Yesterday’s Colombian Google doodle celebrated the 85th anniversary of the birth of Vallenato musician Rafael Escalona. The doodle alludes to his song “La casa en el aire” (“The house in the air”).
Today In Latin American History
Mexican film legend María Félix was born in the state of Sonora on April 8, 1914 and died on the same date 88 years later, on April 8, 2002.
DON’T MESS WITH “LA DOÑA”
There are currently five female heads of state or heads of government in Latin America and the Caribbean:
- Cristina Fernández de Kirchner, president of Argentina since 2007.
- Laura Chinchilla, president of Costa Rica since 2010.
- Kamla Persad-Bissessar, prime minister of Trinidad and Tobago since 2010.
- Dilma Rousseff, president of Brazil since 2011.
- Portia Simpson-Miller, prime minister of Jamaica since January 2012 (with a previous term in 2006-2007).
Y Colombia ni chimba !!
When Latin feminists within the AFD failed to do likewise, [Dr. Evangelina] Rodríguez acknowledged the needs of poor women and encouraged elite and aspiring Petromacorisanas to do the same. From 1925 until her death in 1947, Rodríguez worked tirelessly advocating for free health care for poor women and children living in San Pedro and its nearby rural districts. In the field, Rodríguez blended her medical and normalista training, teaching informal classes on basic hygiene and instructing midwives on ways to prevent infections during and after childbirth.

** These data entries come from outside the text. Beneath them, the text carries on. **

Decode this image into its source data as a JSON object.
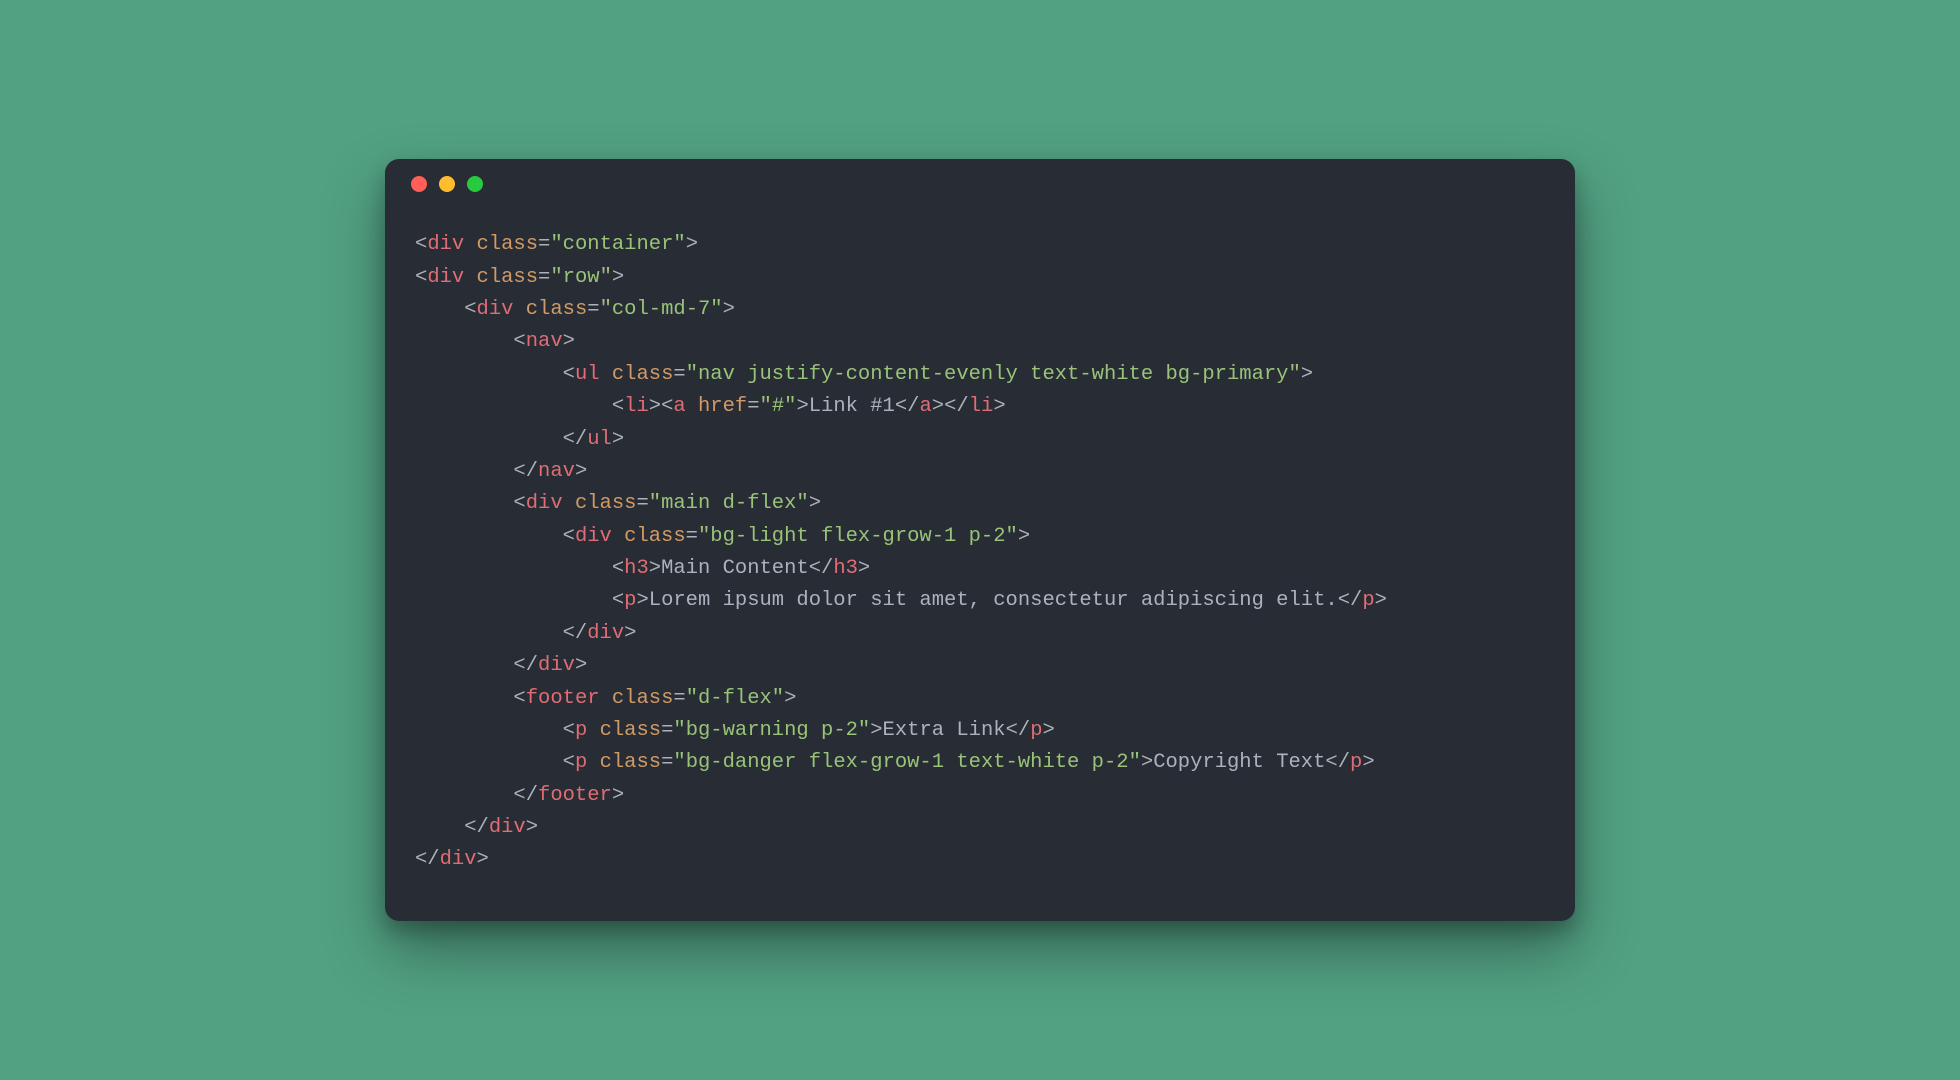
{
  "code": {
    "lines": [
      {
        "indent": 0,
        "parts": [
          {
            "c": "p",
            "t": "<"
          },
          {
            "c": "tag",
            "t": "div"
          },
          {
            "c": "p",
            "t": " "
          },
          {
            "c": "att",
            "t": "class"
          },
          {
            "c": "eq",
            "t": "="
          },
          {
            "c": "str",
            "t": "\"container\""
          },
          {
            "c": "p",
            "t": ">"
          }
        ]
      },
      {
        "indent": 0,
        "parts": [
          {
            "c": "p",
            "t": "<"
          },
          {
            "c": "tag",
            "t": "div"
          },
          {
            "c": "p",
            "t": " "
          },
          {
            "c": "att",
            "t": "class"
          },
          {
            "c": "eq",
            "t": "="
          },
          {
            "c": "str",
            "t": "\"row\""
          },
          {
            "c": "p",
            "t": ">"
          }
        ]
      },
      {
        "indent": 4,
        "parts": [
          {
            "c": "p",
            "t": "<"
          },
          {
            "c": "tag",
            "t": "div"
          },
          {
            "c": "p",
            "t": " "
          },
          {
            "c": "att",
            "t": "class"
          },
          {
            "c": "eq",
            "t": "="
          },
          {
            "c": "str",
            "t": "\"col-md-7\""
          },
          {
            "c": "p",
            "t": ">"
          }
        ]
      },
      {
        "indent": 8,
        "parts": [
          {
            "c": "p",
            "t": "<"
          },
          {
            "c": "tag",
            "t": "nav"
          },
          {
            "c": "p",
            "t": ">"
          }
        ]
      },
      {
        "indent": 12,
        "parts": [
          {
            "c": "p",
            "t": "<"
          },
          {
            "c": "tag",
            "t": "ul"
          },
          {
            "c": "p",
            "t": " "
          },
          {
            "c": "att",
            "t": "class"
          },
          {
            "c": "eq",
            "t": "="
          },
          {
            "c": "str",
            "t": "\"nav justify-content-evenly text-white bg-primary\""
          },
          {
            "c": "p",
            "t": ">"
          }
        ]
      },
      {
        "indent": 16,
        "parts": [
          {
            "c": "p",
            "t": "<"
          },
          {
            "c": "tag",
            "t": "li"
          },
          {
            "c": "p",
            "t": "><"
          },
          {
            "c": "tag",
            "t": "a"
          },
          {
            "c": "p",
            "t": " "
          },
          {
            "c": "att",
            "t": "href"
          },
          {
            "c": "eq",
            "t": "="
          },
          {
            "c": "str",
            "t": "\"#\""
          },
          {
            "c": "p",
            "t": ">"
          },
          {
            "c": "txt",
            "t": "Link #1"
          },
          {
            "c": "p",
            "t": "</"
          },
          {
            "c": "tag",
            "t": "a"
          },
          {
            "c": "p",
            "t": "></"
          },
          {
            "c": "tag",
            "t": "li"
          },
          {
            "c": "p",
            "t": ">"
          }
        ]
      },
      {
        "indent": 12,
        "parts": [
          {
            "c": "p",
            "t": "</"
          },
          {
            "c": "tag",
            "t": "ul"
          },
          {
            "c": "p",
            "t": ">"
          }
        ]
      },
      {
        "indent": 8,
        "parts": [
          {
            "c": "p",
            "t": "</"
          },
          {
            "c": "tag",
            "t": "nav"
          },
          {
            "c": "p",
            "t": ">"
          }
        ]
      },
      {
        "indent": 8,
        "parts": [
          {
            "c": "p",
            "t": "<"
          },
          {
            "c": "tag",
            "t": "div"
          },
          {
            "c": "p",
            "t": " "
          },
          {
            "c": "att",
            "t": "class"
          },
          {
            "c": "eq",
            "t": "="
          },
          {
            "c": "str",
            "t": "\"main d-flex\""
          },
          {
            "c": "p",
            "t": ">"
          }
        ]
      },
      {
        "indent": 12,
        "parts": [
          {
            "c": "p",
            "t": "<"
          },
          {
            "c": "tag",
            "t": "div"
          },
          {
            "c": "p",
            "t": " "
          },
          {
            "c": "att",
            "t": "class"
          },
          {
            "c": "eq",
            "t": "="
          },
          {
            "c": "str",
            "t": "\"bg-light flex-grow-1 p-2\""
          },
          {
            "c": "p",
            "t": ">"
          }
        ]
      },
      {
        "indent": 16,
        "parts": [
          {
            "c": "p",
            "t": "<"
          },
          {
            "c": "tag",
            "t": "h3"
          },
          {
            "c": "p",
            "t": ">"
          },
          {
            "c": "txt",
            "t": "Main Content"
          },
          {
            "c": "p",
            "t": "</"
          },
          {
            "c": "tag",
            "t": "h3"
          },
          {
            "c": "p",
            "t": ">"
          }
        ]
      },
      {
        "indent": 16,
        "parts": [
          {
            "c": "p",
            "t": "<"
          },
          {
            "c": "tag",
            "t": "p"
          },
          {
            "c": "p",
            "t": ">"
          },
          {
            "c": "txt",
            "t": "Lorem ipsum dolor sit amet, consectetur adipiscing elit."
          },
          {
            "c": "p",
            "t": "</"
          },
          {
            "c": "tag",
            "t": "p"
          },
          {
            "c": "p",
            "t": ">"
          }
        ]
      },
      {
        "indent": 12,
        "parts": [
          {
            "c": "p",
            "t": "</"
          },
          {
            "c": "tag",
            "t": "div"
          },
          {
            "c": "p",
            "t": ">"
          }
        ]
      },
      {
        "indent": 8,
        "parts": [
          {
            "c": "p",
            "t": "</"
          },
          {
            "c": "tag",
            "t": "div"
          },
          {
            "c": "p",
            "t": ">"
          }
        ]
      },
      {
        "indent": 8,
        "parts": [
          {
            "c": "p",
            "t": "<"
          },
          {
            "c": "tag",
            "t": "footer"
          },
          {
            "c": "p",
            "t": " "
          },
          {
            "c": "att",
            "t": "class"
          },
          {
            "c": "eq",
            "t": "="
          },
          {
            "c": "str",
            "t": "\"d-flex\""
          },
          {
            "c": "p",
            "t": ">"
          }
        ]
      },
      {
        "indent": 12,
        "parts": [
          {
            "c": "p",
            "t": "<"
          },
          {
            "c": "tag",
            "t": "p"
          },
          {
            "c": "p",
            "t": " "
          },
          {
            "c": "att",
            "t": "class"
          },
          {
            "c": "eq",
            "t": "="
          },
          {
            "c": "str",
            "t": "\"bg-warning p-2\""
          },
          {
            "c": "p",
            "t": ">"
          },
          {
            "c": "txt",
            "t": "Extra Link"
          },
          {
            "c": "p",
            "t": "</"
          },
          {
            "c": "tag",
            "t": "p"
          },
          {
            "c": "p",
            "t": ">"
          }
        ]
      },
      {
        "indent": 12,
        "parts": [
          {
            "c": "p",
            "t": "<"
          },
          {
            "c": "tag",
            "t": "p"
          },
          {
            "c": "p",
            "t": " "
          },
          {
            "c": "att",
            "t": "class"
          },
          {
            "c": "eq",
            "t": "="
          },
          {
            "c": "str",
            "t": "\"bg-danger flex-grow-1 text-white p-2\""
          },
          {
            "c": "p",
            "t": ">"
          },
          {
            "c": "txt",
            "t": "Copyright Text"
          },
          {
            "c": "p",
            "t": "</"
          },
          {
            "c": "tag",
            "t": "p"
          },
          {
            "c": "p",
            "t": ">"
          }
        ]
      },
      {
        "indent": 8,
        "parts": [
          {
            "c": "p",
            "t": "</"
          },
          {
            "c": "tag",
            "t": "footer"
          },
          {
            "c": "p",
            "t": ">"
          }
        ]
      },
      {
        "indent": 4,
        "parts": [
          {
            "c": "p",
            "t": "</"
          },
          {
            "c": "tag",
            "t": "div"
          },
          {
            "c": "p",
            "t": ">"
          }
        ]
      },
      {
        "indent": 0,
        "parts": [
          {
            "c": "p",
            "t": "</"
          },
          {
            "c": "tag",
            "t": "div"
          },
          {
            "c": "p",
            "t": ">"
          }
        ]
      }
    ]
  }
}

She also established health clinics where she treated patients suffering from the endemic disease of poverty – tuberculosis and leprosy. She operated the Centre for the Protection of Maternity and Infancy from where she distributed milk donated by local farmers to poor women and children. Rodríguez and other female activists coaxed – sometimes aggressively prodded and shamed – San Pedro’s city council into funding a maternity hospital, which opened in 1929. Rodríguez even included ‘fallen women’ into her vision of public health when she dispensed free contraceptives to prostitutes whose venereal diseases she also treated, despite criticism from San Pedro’s public health establishment. That Rodríguez’s work influenced local elite and aspiring women is unquestioned: in 1929, for instance, San Pedro’s Feminine League courageously held a trinket sale in the central park to publicise their anti-syphilis campaign.
Thanks to Rodríguez’s leadership, activist women in San Pedro made important strides in providing healthcare to poor people. Rodríguez and other activist women also pushed Dominican feminist practice in potentially radical directions because their work directed attention to a larger system of inequality that oppressed poor women of colour on the basis of class, colour and gender. Rodríguez’s radical insight, perhaps a result of her training in Paris, was to understand the unequal distribution of healthcare as evidence that female subordination was a structural problem rooted in poverty, racism and political disenfranchisement. Rodríguez’s personal experiences also dramatically underscored this reality. Despite her brilliance as a doctor and social activist, locals often ridiculed Rodríguez as a ‘black’ and ‘ugly woman’ because she preferred braiding her hair and wearing Oxford shoes – as opposed to heels. Rodríguez reportedly surmised that, ‘because I don’t have a husband, a man to protect me, they accuse me of being a lesbian. I get poison pen letters under my door. Even in the street when I pass by, people throw insults at me’. Rodríguez’s activism, African heritage and her singleness positioned her much like the poor women she tended, as someone beyond the boundaries of acceptable, Dominican womanhood and the Latin Dominican nation.
this made me tear up :’(